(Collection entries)
[Start of section]
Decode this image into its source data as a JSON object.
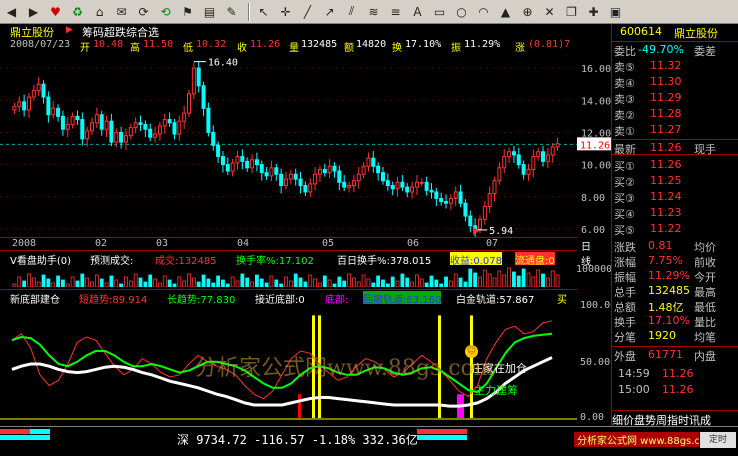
{
  "toolbar": {
    "icons": [
      "back-arrow-icon",
      "forward-arrow-icon",
      "heart-icon",
      "recycle-icon",
      "home-icon",
      "mail-icon",
      "cursor-icon",
      "crosshair-icon",
      "line-tool-icon",
      "ray-tool-icon",
      "parallel-tool-icon",
      "text-tool-icon",
      "rectangle-icon",
      "circle-icon",
      "arc-icon",
      "up-arrow-icon",
      "delete-icon",
      "copy-icon",
      "pin-icon",
      "save-icon"
    ]
  },
  "header": {
    "stock_name": "鼎立股份",
    "formula_name": "筹码超跌综合选"
  },
  "stats": {
    "date": "2008/07/23",
    "open_label": "开",
    "open": "10.48",
    "high_label": "高",
    "high": "11.50",
    "low_label": "低",
    "low": "10.32",
    "close_label": "收",
    "close": "11.26",
    "volume_label": "量",
    "volume": "132485",
    "amount_label": "额",
    "amount": "14820",
    "turnover_label": "换",
    "turnover": "17.10%",
    "amplitude_label": "振",
    "amplitude": "11.29%",
    "change_label": "涨",
    "change": "(0.81)7"
  },
  "kline": {
    "annot_high": "16.40",
    "annot_low": "5.94",
    "last_price_tag": "11.26",
    "y_labels": [
      "16.00",
      "14.00",
      "12.00",
      "10.00",
      "8.00",
      "6.00"
    ],
    "date_labels": [
      "2008",
      "02",
      "03",
      "04",
      "05",
      "06",
      "07"
    ],
    "period": "日线"
  },
  "volume_panel": {
    "title": "V看盘助手(0)",
    "predict_label": "预测成交:",
    "chengjiao": "成交:132485",
    "huanshou": "换手率%:17.102",
    "baihuanshou": "百日换手%:378.015",
    "shouyi": "收益:0.078",
    "liutong": "流通盘:0",
    "y_label": "100000"
  },
  "indicator_panel": {
    "title": "新底部建仓",
    "short_trend": "短趋势:89.914",
    "long_trend": "长趋势:77.830",
    "near_bottom": "接近底部:0",
    "bottom": "底部:",
    "lower_rail": "回撤轨道:63.160",
    "gold_rail": "白金轨道:57.867",
    "buy": "买",
    "y_labels": [
      "100.00",
      "50.00",
      "0.00"
    ],
    "annot_1": "庄家在加仓",
    "annot_2": "主力建筹"
  },
  "watermark": "分析家公式网www.88gs.com",
  "quote": {
    "code": "600614",
    "name": "鼎立股份",
    "weibi_label": "委比",
    "weibi": "-49.70%",
    "weicha_label": "委差",
    "asks": [
      {
        "label": "卖⑤",
        "price": "11.32"
      },
      {
        "label": "卖④",
        "price": "11.30"
      },
      {
        "label": "卖③",
        "price": "11.29"
      },
      {
        "label": "卖②",
        "price": "11.28"
      },
      {
        "label": "卖①",
        "price": "11.27"
      }
    ],
    "last_label": "最新",
    "last": "11.26",
    "spot_label": "现手",
    "bids": [
      {
        "label": "买①",
        "price": "11.26"
      },
      {
        "label": "买②",
        "price": "11.25"
      },
      {
        "label": "买③",
        "price": "11.24"
      },
      {
        "label": "买④",
        "price": "11.23"
      },
      {
        "label": "买⑤",
        "price": "11.22"
      }
    ],
    "rows": [
      {
        "l": "涨跌",
        "v": "0.81",
        "r": "均价"
      },
      {
        "l": "涨幅",
        "v": "7.75%",
        "r": "前收"
      },
      {
        "l": "振幅",
        "v": "11.29%",
        "r": "今开"
      },
      {
        "l": "总手",
        "v": "132485",
        "r": "最高"
      },
      {
        "l": "总额",
        "v": "1.48亿",
        "r": "最低"
      },
      {
        "l": "换手",
        "v": "17.10%",
        "r": "量比"
      },
      {
        "l": "分笔",
        "v": "1920",
        "r": "均笔"
      }
    ],
    "outer_label": "外盘",
    "outer": "61771",
    "inner_label": "内盘",
    "ticks": [
      {
        "time": "14:59",
        "price": "11.26"
      },
      {
        "time": "15:00",
        "price": "11.26"
      }
    ],
    "footer_tabs": "细价盘势周指时讯成"
  },
  "bottom": {
    "index": "深 9734.72 -116.57 -1.18% 332.36亿",
    "brand": "分析家公式网 www.88gs.com",
    "clock": "定时"
  },
  "colors": {
    "up": "#ff3232",
    "down": "#00ffff",
    "yellow": "#ffff00",
    "magenta": "#ff00ff",
    "green": "#00ff00",
    "grid": "#a00000"
  },
  "chart_data": [
    {
      "type": "candlestick",
      "title": "鼎立股份",
      "x_labels": [
        "2008",
        "02",
        "03",
        "04",
        "05",
        "06",
        "07"
      ],
      "ylim": [
        5.5,
        17
      ],
      "y_ticks": [
        6,
        8,
        10,
        12,
        14,
        16
      ],
      "annotations": [
        {
          "label": "16.40",
          "y": 16.4
        },
        {
          "label": "5.94",
          "y": 5.94
        }
      ],
      "last_price": 11.26,
      "close": [
        13.6,
        13.9,
        13.4,
        14.2,
        14.6,
        15.0,
        14.2,
        13.1,
        13.5,
        13.0,
        12.2,
        12.5,
        13.0,
        12.8,
        11.6,
        12.1,
        12.6,
        13.1,
        12.2,
        12.7,
        11.4,
        12.0,
        11.4,
        11.8,
        12.3,
        12.6,
        12.5,
        12.2,
        11.7,
        11.9,
        12.4,
        12.8,
        12.6,
        11.9,
        12.7,
        13.2,
        14.4,
        16.0,
        14.9,
        13.5,
        12.0,
        11.2,
        10.5,
        10.0,
        9.6,
        10.1,
        10.5,
        10.2,
        9.8,
        10.3,
        10.0,
        9.5,
        9.3,
        9.8,
        9.4,
        8.7,
        9.1,
        9.4,
        9.1,
        8.7,
        8.3,
        8.8,
        9.4,
        9.7,
        9.5,
        9.9,
        9.6,
        8.9,
        8.6,
        8.7,
        9.0,
        9.4,
        9.9,
        10.4,
        9.9,
        9.5,
        9.0,
        8.7,
        8.5,
        8.9,
        8.6,
        8.3,
        8.6,
        8.9,
        8.9,
        8.4,
        8.3,
        7.9,
        7.7,
        7.6,
        7.9,
        8.3,
        7.6,
        6.8,
        6.2,
        6.0,
        6.6,
        7.4,
        8.2,
        9.0,
        9.8,
        10.5,
        10.8,
        10.6,
        10.0,
        9.4,
        9.7,
        10.5,
        10.8,
        10.2,
        10.6,
        11.1,
        11.3
      ]
    },
    {
      "type": "line",
      "title": "新底部建仓",
      "ylim": [
        0,
        100
      ],
      "y_ticks": [
        0,
        50,
        100
      ],
      "series": [
        {
          "name": "短趋势",
          "color": "#ff3232",
          "values": [
            72,
            78,
            65,
            40,
            30,
            35,
            50,
            70,
            75,
            72,
            60,
            48,
            40,
            45,
            55,
            50,
            42,
            38,
            40,
            50,
            58,
            52,
            48,
            45,
            40,
            30,
            22,
            18,
            25,
            40,
            55,
            62,
            60,
            50,
            42,
            35,
            38,
            48,
            55,
            52,
            45,
            38,
            42,
            50,
            58,
            52,
            45,
            35,
            25,
            20,
            30,
            55,
            70,
            82,
            85,
            78,
            80,
            88,
            90
          ]
        },
        {
          "name": "长趋势",
          "color": "#00ff00",
          "values": [
            72,
            75,
            74,
            68,
            58,
            50,
            48,
            52,
            58,
            62,
            62,
            58,
            52,
            48,
            48,
            50,
            48,
            45,
            42,
            44,
            48,
            52,
            52,
            50,
            48,
            44,
            38,
            32,
            28,
            28,
            32,
            40,
            46,
            48,
            46,
            42,
            40,
            40,
            44,
            47,
            46,
            42,
            40,
            42,
            46,
            47,
            44,
            38,
            32,
            26,
            24,
            32,
            46,
            60,
            70,
            74,
            76,
            77,
            78
          ]
        },
        {
          "name": "白金轨道",
          "color": "#ffffff",
          "values": [
            45,
            48,
            50,
            50,
            48,
            45,
            43,
            42,
            43,
            45,
            47,
            48,
            47,
            45,
            42,
            40,
            37,
            34,
            32,
            30,
            28,
            25,
            22,
            20,
            17,
            14,
            12,
            12,
            12,
            12,
            14,
            16,
            18,
            19,
            19,
            18,
            17,
            16,
            15,
            14,
            13,
            12,
            12,
            12,
            12,
            12,
            12,
            11,
            11,
            12,
            14,
            18,
            24,
            32,
            38,
            44,
            48,
            52,
            56
          ]
        }
      ]
    }
  ]
}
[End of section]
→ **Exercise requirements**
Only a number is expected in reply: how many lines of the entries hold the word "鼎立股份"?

→ **Final answer**
3